Once mostly associated with its high-end boutiques and designer fashion, Limassol has taken on a whole new appeal over the past decade as funky concept stores and independent speciality shops breathe new life into the city. From offbeat old town shops selling artisan jewellery and collectible books to handcrafted bags and wooden eco-friendly sunglasses, they all contribute to Limassol’s unique vibe. Anexartisias Street and Makarios Avenue also cater to various tastes and budgets, packed with well-known international fashion brands, sports stores, gift shops, and beauty outlets. For easy shopping under one roof, the city’s mall in the western suburb of Zakaki offers a world of choice alongside dining options and exciting entertainment including bowling and a virtual 6D cinema.
Whether you love a refreshing mid-day dip or dream of lounging on a sandy shore with a sundowner in hand, there are countless Limassol beaches to choose from. The Blue Flag Dasoudi beach in the heart of Germasoyia is one of the best stretches of sand in town. Located very close to a public bus stop, there are plenty of organised facilities and watersports to enjoy here. A little further afield, Lady’s Mile Beach is very popular with the locals – a 5-kilometre stretch with shallow waters, countless amenities, and some hip and happening beach bars. And if you’re keen to discover a quieter stretch of coastline, head west of Limassol to the windswept Avdimou Beach. Kick back with a good book or look out for toned kitesurfers riding the waves out at sea.
Limassol is a lively city that certainly knows how to party. And no matter what kind of music rocks your world, there’s bound to be a bar, pub, or club – or even a microbrewery – to suit your individual taste. If you want to mix and mingle with other students and locals throughout the autumn and winter, the old town is the perfect area for casual bar hopping. Head through the bar-lined web of streets that branch off Limassol Castle square and lead up to University Square and Saripolou Square. As spring approaches, Limassol attracts fun-loving crowds from around the country and beyond as annual carnival celebrations render the entire city a pulsating party zone. Come summer, the fun moves to the seafront where countless lively beach bars transform the seafront area into one big and breezy outdoor extravaganza.
Taking a complete break away from studying and the daily routine is easy in Limassol. Embark on a trip outside the city to discover pretty stonebuilt villages and historic sites dotted across the lower vine-covered slopes of the Troodos Mountains. The villages of Vouni, Koilani, Lofou, and Lania are some of the prettiest in Cyprus and are perfect for a day out. You can even book a night away with friends in a large renovated old village house. Many even feature swimming pools and outdoor barbeque areas. At higher altitudes, the leafy summer resort of Platres beckons, close to three of the island’s most beautiful waterfalls: Caledonia, Millomeri, and Chantara.

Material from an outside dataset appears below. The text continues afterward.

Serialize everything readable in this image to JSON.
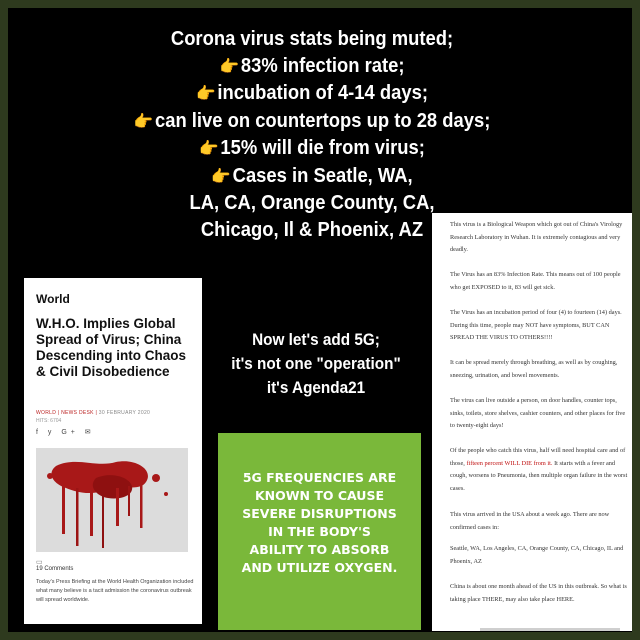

The entire Troodos mountain range is ideal for hikers and thrill seekers, and panoramic views await when you reach the Mount Olympus Observation Point between Prodromos and Troodos Square. From January through to March, head to the Troodos Ski Centre for some action on the powdery white slopes.